Size-based protocols also take into account the number of images required to capture the necessary information, considering anatomy and size. “Obviously, a 450-gram baby doesn’t need a separate chest and abdomen, but a 9-year-old child, who is 5 feet tall—and there are those—may need that,” Ball said.

Ball also suggests that size considerations should be factored into dose delivery across the board, but at a minimum up to the age of 18, “and maybe even a little bit older than that,” she said.

Software Solutions and More

Software can help to make protocol selection and implementation easy. Many vendors do offer low-dose optimization. “Two or 3 years ago, we got low-exposure optimization from Carestream Health Inc, Rochester, NY, and that let us drop our doses a bit more,” Colby said. Radiologist input has been key as well.

“We work with physicians constantly to find out what their tolerance for noise is. We take them to just about where they start to make noise themselves about the image quality and then we back off a little bit,” Colby said.

MeritCare also uses hardware solutions to reduce dose, such as nonstandard filtration and a reduction in exposure index. Copper filtration units have been inserted into the collimators on nearly all of the facility’s pediatric systems to absorb more low-energy photons. And the exposure index—which is really a measure of how much dose gets to the detector, Colby says—has been cut to 500 on average, and sometimes even 600, a quarter of the original dose, according to Colby.

MeritCare Health System radiologist Jacob Goldenberg, MD, reviews pediatric images captured using a DR 9000 system at an outpatient center that provides offices and imaging services for a variety of specialists.

“That’s all come as we’ve understood the technology better,” Colby said. He believes dose can be reduced even further with a switch from CR to DR, which is planned in the NICU, where the hospital’s tiniest patients are found.

“We’re using CR in the NICU, and we’re not unhappy with that, but I think we can reduce our doses and potentially bump our image quality up at the same time by moving to the DRX,” Colby said.

MeritCare has also implemented DR systems in its pediatric units, to both lower dose and decrease acquisition time. “When you’re imaging children, you sometimes have to immobilize them, so [a shorter acquisition time] decreases the time you may need to hold them in position, it decreases anxiety for the parents because the exam is done much faster, and we do see a decrease in our repeat rate when moving to that technology,” said Cathy Holmen, RTR, radiology manager at MeritCare.

In addition to dose optimization software, vendors may also offer pediatric-specific solutions. Siemens Medical Solutions USA Inc, Malvern, Pa, offers an exceptionally low table height for easier pediatric imaging with its DR system, the Ysio, and a less intimidating giraffe design for its Mobilett XP Digital and Mobilett XP Hybrid mobile x-ray systems. The Precision 500D classical R&F system by GE Healthcare, Waukesha, Wis, features a special pediatric imaging mode capable of using up to 45% less dose than the standard imaging mode with virtually no impact on image quality.

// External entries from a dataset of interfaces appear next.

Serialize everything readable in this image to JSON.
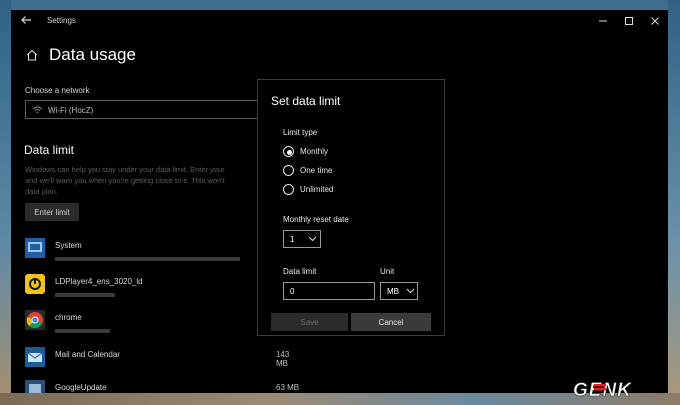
{
  "window": {
    "title": "Settings"
  },
  "page": {
    "title": "Data usage"
  },
  "network": {
    "label": "Choose a network",
    "selected": "Wi-Fi (HocZ)"
  },
  "data_limit_section": {
    "title": "Data limit",
    "description": [
      "Windows can help you stay under your data limit. Enter your",
      "and we'll warn you when you're getting close to it. This won't",
      "data plan."
    ],
    "button": "Enter limit"
  },
  "apps": [
    {
      "name": "System",
      "usage": "",
      "bar": 0.78,
      "icon": "system-icon"
    },
    {
      "name": "LDPlayer4_ens_3020_ld",
      "usage": "",
      "bar": 0.22,
      "icon": "ldplayer-icon"
    },
    {
      "name": "chrome",
      "usage": "",
      "bar": 0.18,
      "icon": "chrome-icon"
    },
    {
      "name": "Mail and Calendar",
      "usage": "143 MB",
      "bar": 0,
      "icon": "mail-calendar-icon"
    },
    {
      "name": "GoogleUpdate",
      "usage": "63 MB",
      "bar": 0,
      "icon": "google-update-icon"
    }
  ],
  "dialog": {
    "title": "Set data limit",
    "limit_type_label": "Limit type",
    "options": [
      "Monthly",
      "One time",
      "Unlimited"
    ],
    "selected_option": "Monthly",
    "reset_label": "Monthly reset date",
    "reset_value": "1",
    "data_limit_label": "Data limit",
    "data_limit_value": "0",
    "unit_label": "Unit",
    "unit_value": "MB",
    "save": "Save",
    "cancel": "Cancel"
  },
  "watermark": {
    "text": "GENK"
  }
}
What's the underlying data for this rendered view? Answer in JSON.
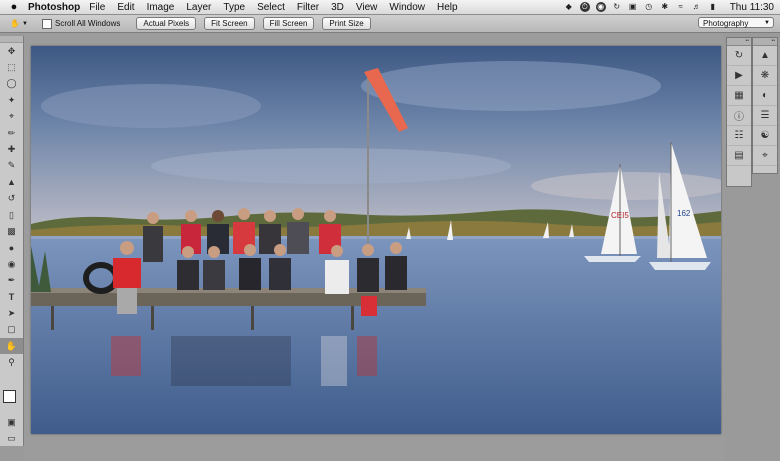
{
  "menubar": {
    "apple": "",
    "app_name": "Photoshop",
    "items": [
      "File",
      "Edit",
      "Image",
      "Layer",
      "Type",
      "Select",
      "Filter",
      "3D",
      "View",
      "Window",
      "Help"
    ],
    "clock": "Thu 11:30"
  },
  "options": {
    "scroll_all_windows": "Scroll All Windows",
    "actual_pixels": "Actual Pixels",
    "fit_screen": "Fit Screen",
    "fill_screen": "Fill Screen",
    "print_size": "Print Size",
    "workspace": "Photography"
  },
  "tools": [
    "move-tool",
    "marquee-tool",
    "lasso-tool",
    "quick-select-tool",
    "crop-tool",
    "eyedropper-tool",
    "healing-brush-tool",
    "brush-tool",
    "clone-stamp-tool",
    "history-brush-tool",
    "eraser-tool",
    "gradient-tool",
    "blur-tool",
    "dodge-tool",
    "pen-tool",
    "type-tool",
    "path-select-tool",
    "shape-tool",
    "hand-tool",
    "zoom-tool"
  ],
  "photo": {
    "sail_numbers": [
      "CEI5",
      "162"
    ]
  },
  "colors": {
    "menubar": "#e6e6e6",
    "sky_top": "#3d5884",
    "water": "#4c6a99",
    "windsock": "#e8684f"
  }
}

MeritCare has been working with Carestream to acquire dose-improving systems, including the new DR system (the Kodak DirectView DR System) anticipated in the NICU. In addition to low-dose optimization software, the system’s U-arm is expected to improve flexibility, patient comfort, and throughput.

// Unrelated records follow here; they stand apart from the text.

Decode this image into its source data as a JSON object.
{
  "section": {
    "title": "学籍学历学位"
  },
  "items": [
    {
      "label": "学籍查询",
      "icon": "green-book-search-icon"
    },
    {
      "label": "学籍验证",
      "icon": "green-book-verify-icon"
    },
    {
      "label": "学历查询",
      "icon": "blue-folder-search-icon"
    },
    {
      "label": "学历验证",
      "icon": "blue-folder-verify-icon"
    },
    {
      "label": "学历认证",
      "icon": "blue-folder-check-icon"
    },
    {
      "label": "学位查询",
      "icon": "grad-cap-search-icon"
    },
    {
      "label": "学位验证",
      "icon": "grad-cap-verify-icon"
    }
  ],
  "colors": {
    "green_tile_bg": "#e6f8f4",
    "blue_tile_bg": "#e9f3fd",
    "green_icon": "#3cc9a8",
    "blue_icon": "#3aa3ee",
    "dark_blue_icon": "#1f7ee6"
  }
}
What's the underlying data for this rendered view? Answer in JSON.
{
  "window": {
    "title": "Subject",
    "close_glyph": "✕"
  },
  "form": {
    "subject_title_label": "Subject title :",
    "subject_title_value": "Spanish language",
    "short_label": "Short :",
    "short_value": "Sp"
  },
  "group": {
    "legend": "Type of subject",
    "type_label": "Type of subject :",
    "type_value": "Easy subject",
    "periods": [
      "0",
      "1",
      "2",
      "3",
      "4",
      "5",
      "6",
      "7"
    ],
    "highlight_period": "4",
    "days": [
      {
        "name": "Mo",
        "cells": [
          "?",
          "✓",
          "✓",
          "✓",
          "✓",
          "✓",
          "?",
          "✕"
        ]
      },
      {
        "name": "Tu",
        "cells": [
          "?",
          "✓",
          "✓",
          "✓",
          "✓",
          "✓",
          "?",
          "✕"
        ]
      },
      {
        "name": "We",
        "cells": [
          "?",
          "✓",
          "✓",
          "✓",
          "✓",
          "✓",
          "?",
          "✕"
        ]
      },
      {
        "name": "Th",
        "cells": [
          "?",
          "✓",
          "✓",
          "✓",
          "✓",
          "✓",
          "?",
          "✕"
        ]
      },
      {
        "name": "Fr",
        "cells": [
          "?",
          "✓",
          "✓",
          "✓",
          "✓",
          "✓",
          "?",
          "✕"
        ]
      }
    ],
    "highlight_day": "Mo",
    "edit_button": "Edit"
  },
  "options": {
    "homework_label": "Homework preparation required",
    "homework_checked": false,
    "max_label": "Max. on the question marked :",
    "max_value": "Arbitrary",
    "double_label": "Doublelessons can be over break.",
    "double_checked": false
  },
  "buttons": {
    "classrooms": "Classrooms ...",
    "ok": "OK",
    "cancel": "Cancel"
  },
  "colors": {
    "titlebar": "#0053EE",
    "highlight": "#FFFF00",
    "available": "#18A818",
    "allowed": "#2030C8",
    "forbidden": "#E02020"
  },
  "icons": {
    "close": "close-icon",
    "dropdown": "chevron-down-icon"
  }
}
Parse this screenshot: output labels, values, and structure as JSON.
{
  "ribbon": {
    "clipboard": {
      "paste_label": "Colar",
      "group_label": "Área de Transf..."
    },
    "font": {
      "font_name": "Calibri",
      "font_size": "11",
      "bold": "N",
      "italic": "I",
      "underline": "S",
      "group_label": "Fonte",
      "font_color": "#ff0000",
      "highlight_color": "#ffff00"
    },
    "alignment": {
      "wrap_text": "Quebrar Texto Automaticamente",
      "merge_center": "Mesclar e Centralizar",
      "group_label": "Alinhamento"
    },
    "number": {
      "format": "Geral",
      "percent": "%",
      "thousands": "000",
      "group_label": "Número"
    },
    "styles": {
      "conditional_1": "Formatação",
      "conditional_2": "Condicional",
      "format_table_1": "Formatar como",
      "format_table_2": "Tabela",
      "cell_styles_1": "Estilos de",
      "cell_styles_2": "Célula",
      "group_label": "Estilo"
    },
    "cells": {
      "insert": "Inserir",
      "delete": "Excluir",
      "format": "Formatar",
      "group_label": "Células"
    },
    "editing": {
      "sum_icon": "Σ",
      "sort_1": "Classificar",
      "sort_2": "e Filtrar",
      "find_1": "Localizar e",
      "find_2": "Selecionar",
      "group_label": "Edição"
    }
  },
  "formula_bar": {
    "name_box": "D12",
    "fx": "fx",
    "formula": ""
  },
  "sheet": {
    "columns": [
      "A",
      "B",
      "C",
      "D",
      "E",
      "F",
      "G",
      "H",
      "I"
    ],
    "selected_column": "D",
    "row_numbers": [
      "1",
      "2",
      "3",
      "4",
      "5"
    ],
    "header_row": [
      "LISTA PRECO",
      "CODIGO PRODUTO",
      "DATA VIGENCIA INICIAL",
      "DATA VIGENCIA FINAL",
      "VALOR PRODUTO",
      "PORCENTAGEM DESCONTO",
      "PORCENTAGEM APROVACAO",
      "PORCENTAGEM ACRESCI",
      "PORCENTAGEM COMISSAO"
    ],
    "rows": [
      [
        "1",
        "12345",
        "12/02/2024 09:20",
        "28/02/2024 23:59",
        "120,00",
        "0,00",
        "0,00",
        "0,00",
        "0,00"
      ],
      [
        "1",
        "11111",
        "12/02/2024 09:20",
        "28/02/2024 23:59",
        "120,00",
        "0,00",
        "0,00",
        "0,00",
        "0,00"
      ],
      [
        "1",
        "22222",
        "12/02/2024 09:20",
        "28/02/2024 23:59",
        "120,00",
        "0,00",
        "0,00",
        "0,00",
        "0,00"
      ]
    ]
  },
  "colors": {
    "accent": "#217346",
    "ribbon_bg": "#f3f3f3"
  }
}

More advances can be expected. As awareness increases among referring physicians and patient families, low-dose techniques may become a marketing advantage. In some areas, particularly those with high competition, they may already be a plus. Holmen notes that one physician who works with abused children refers them to MeritCare because of their dose-reduction efforts.

Marketing advantage or no, dose reduction is the “right thing to do.” Many facilities consider it a moving target that can be improved as technology advances and users become more comfortable so that dose remains strong enough for a diagnosis, but safe enough for children.

Renee Diiulio is a contributing writer for Axis Imaging News.


  1. Willis CE and Slovis TL. The ALARA concept in pediatric CR and DR: dose reduction in pediatric radiographic exams—A White Paper Conference. Am J Roentgenol. 2005;184:373-374.